What helped me tame my avalanche of fears, more than anything else, was finding examples of people who had lived through exactly what I was afraid of, and not only came out okay, but seem to be thriving.
It also helped to think through my fears, logically, and create a plan in the event that they really happened.
I always came to the same conclusion when I thought it all through: I was following my passion by starting this coaching business, and that even if things fell apart, I would not regret this decision that was made from my heart (and thought through thoroughly).
How did it turn out?
I’m still hustling! I am coaching full time still, and it’s been about a year and half since I left my firm. That, for me, is a huge victory.
I will say, though, that it’s been nothing like I thought it would be. Between working through the fears and unexpected obstacles that come with running my own business and making consistent profits, doing this has been SO much more difficult than I imagined.
If I had it to do it all over again, I would have switched to a less demanding job as an attorney years ago. A more regular schedule would have permitted me to do more to get the ball rolling while I continued to work for a paycheck.
I do, however, admit that I would have hated to hear that particular advice while I was still working, but it’s proven absolutely true for me and so many of my clients: the more you can immerse yourself in your side hustle before quitting, the better off you’re going to be when you leave your job. There are key pieces of what you want to do that you have no way of predicting. Those unexpected pieces of your side hustle, that you can only discover through actually doing it, feel scary at first, but you get used to going with the flow. Work this dance out as much as possible before going out on your own.
What are you doing now?
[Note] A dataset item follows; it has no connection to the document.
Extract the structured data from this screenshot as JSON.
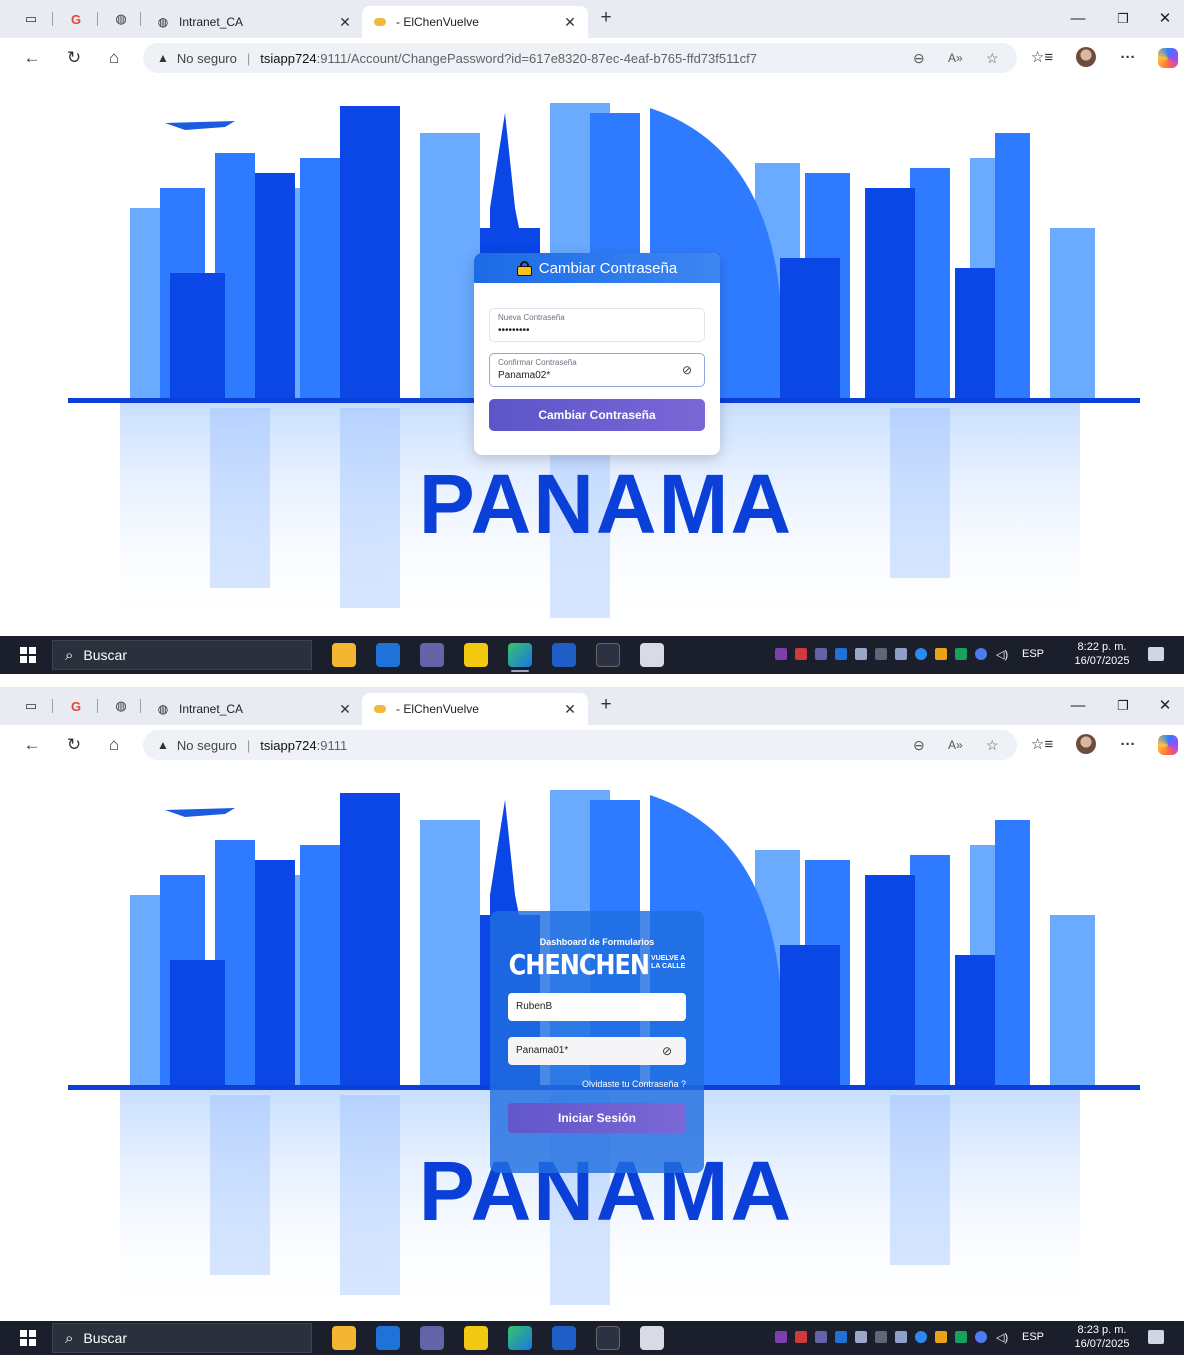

I’m working, full-time, in my coaching business! I love it. It’s great, I’m learning to let it grow and change as I learn what works, and what’s not right for my clients. Running your own business means getting to know yourself far better than you ever have before. Opening your eyes to your own strengths and weaknesses, and taking care of your business like you’d take care of a child, is all really personal stuff. It’s very fun and fascinating.
What advice would you give for others who are working on a side hustle now that you have a bit of distance?
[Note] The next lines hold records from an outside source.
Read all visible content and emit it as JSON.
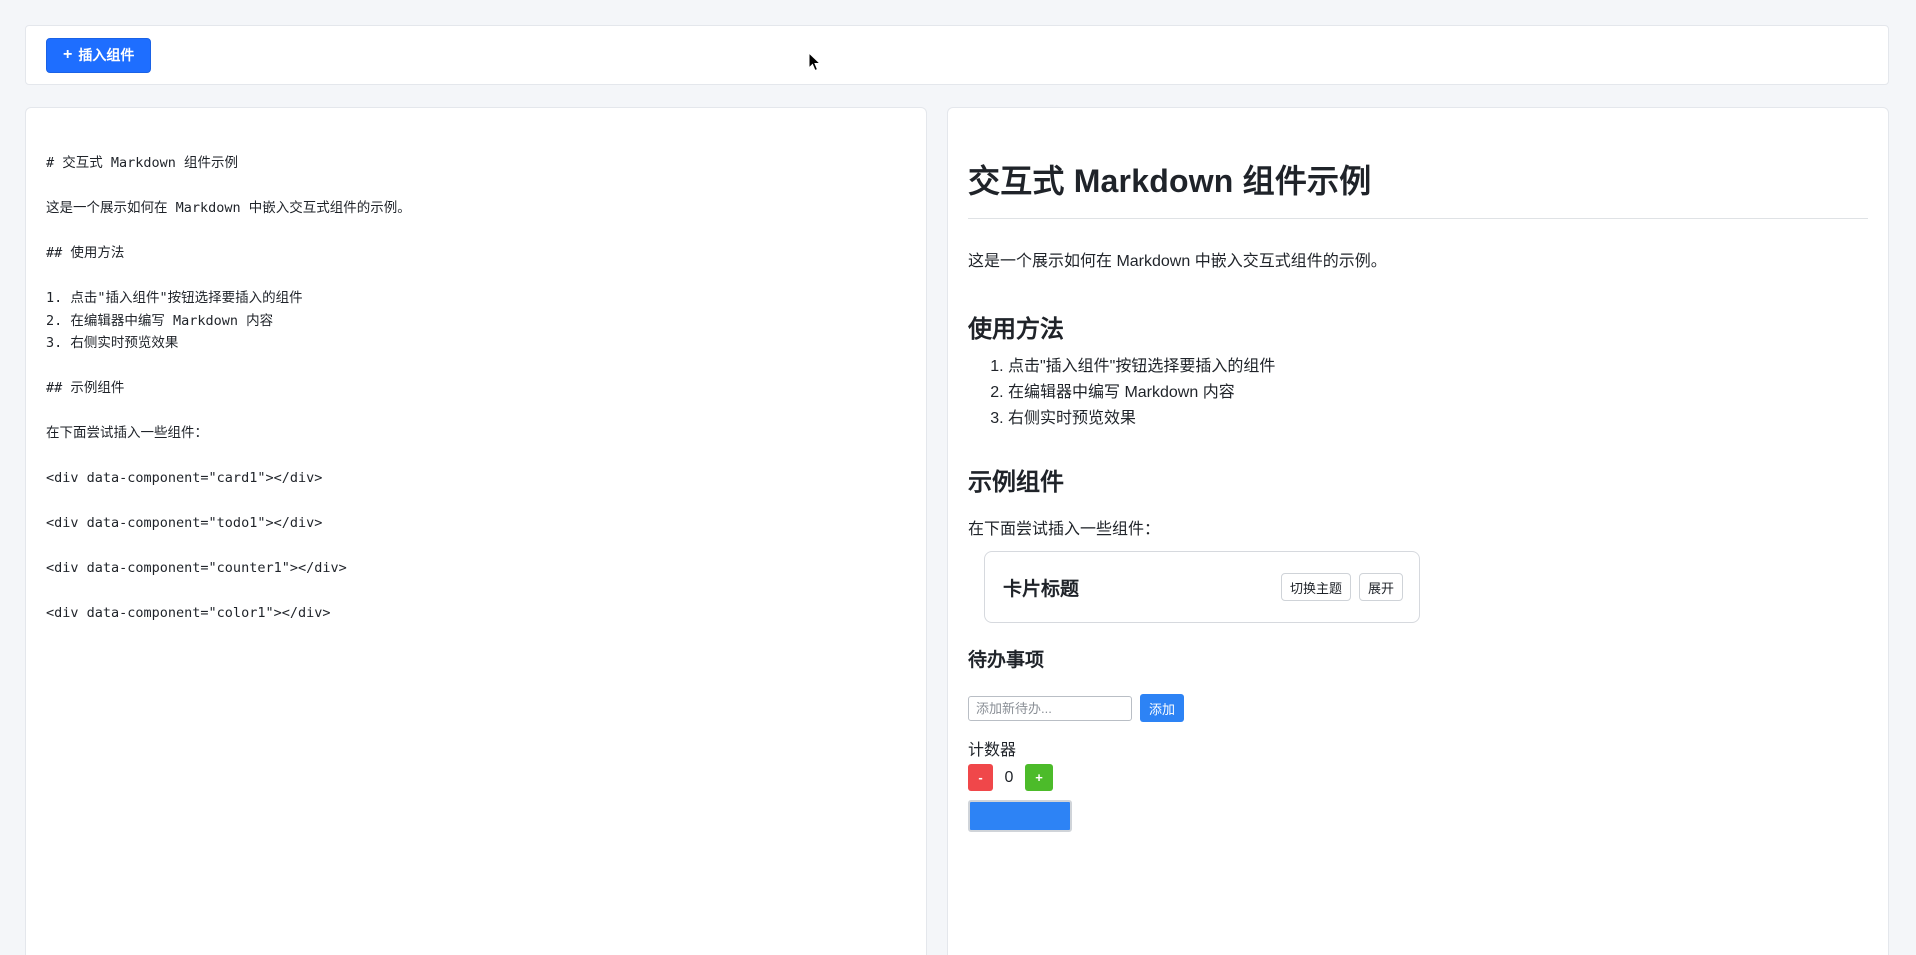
{
  "toolbar": {
    "insert_label": "插入组件",
    "insert_icon": "plus-icon"
  },
  "editor": {
    "lines": [
      "# 交互式 Markdown 组件示例",
      "",
      "这是一个展示如何在 Markdown 中嵌入交互式组件的示例。",
      "",
      "## 使用方法",
      "",
      "1. 点击\"插入组件\"按钮选择要插入的组件",
      "2. 在编辑器中编写 Markdown 内容",
      "3. 右侧实时预览效果",
      "",
      "## 示例组件",
      "",
      "在下面尝试插入一些组件：",
      "",
      "<div data-component=\"card1\"></div>",
      "",
      "<div data-component=\"todo1\"></div>",
      "",
      "<div data-component=\"counter1\"></div>",
      "",
      "<div data-component=\"color1\"></div>"
    ]
  },
  "preview": {
    "title": "交互式 Markdown 组件示例",
    "intro": "这是一个展示如何在 Markdown 中嵌入交互式组件的示例。",
    "usage_heading": "使用方法",
    "steps": [
      "点击\"插入组件\"按钮选择要插入的组件",
      "在编辑器中编写 Markdown 内容",
      "右侧实时预览效果"
    ],
    "examples_heading": "示例组件",
    "examples_intro": "在下面尝试插入一些组件：",
    "card": {
      "title": "卡片标题",
      "toggle_theme_label": "切换主题",
      "expand_label": "展开"
    },
    "todo": {
      "title": "待办事项",
      "input_value": "",
      "input_placeholder": "添加新待办...",
      "add_label": "添加"
    },
    "counter": {
      "label": "计数器",
      "minus_label": "-",
      "value": "0",
      "plus_label": "+"
    },
    "color": {
      "value": "#2d83f5"
    }
  },
  "colors": {
    "primary": "#1e6eff",
    "add_button": "#2d83f5",
    "minus_button": "#f0474a",
    "plus_button": "#4cbb2a"
  }
}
Test your side hustle out as much as possible before quitting your job!
Ideally, you’ll be making some consistent money before you leave. There will almost definitely be reformulation as you go, and that’s not easier to do without a day job (I swear). I hear people say that if they had more time, they would be able to focus more on working on their side hustle and it would be growing faster/better. That may be true, technically, but if more time for your side hustle also means no job, that also puts a different kind of pressure — financial pressure, among others — on your baby business. The bottom line is that the obstacles without a job are just different, not easier or better or worse.
That said, don’t wait until you’re absolutely drained and in utter misery before leaving your job! If your job is draining your energy dry, find another job or take a sabbatical, because it’s nearly impossible to think clearly when you’re worn all of the way down. Your side hustle will tank as your energy tanks, too.
How can people find you, or hire you?
People can check me out at www.lauriegay.com, and shoot me an email: laurie (at) lauriegay (dot) com to hire me. Feel free to ask me any questions at all!
I work one-on-one, teach classes, and I’ll have a new product for people, too, coming out later this month. And in case you skimmed at the top — I help people have a healthy relationship with food (to enjoy it at your lowest natural weight) and find work that is fulfilling when they are lost.
Thanks so much for your open and honest description of the side hustle path to entrepreneurship Laurie! Your clients are so glad that you got out of the life of churning for hours late at night at your Manhattan law firm.
Find Laurie on Twitter @LaurieGay.
And in a trivia point for long-time blog and book readers, Laurie’s picture was taken by my favorite wedding photographer Sergio, who I profiled in Chapter Ten. I love bringing talented people together.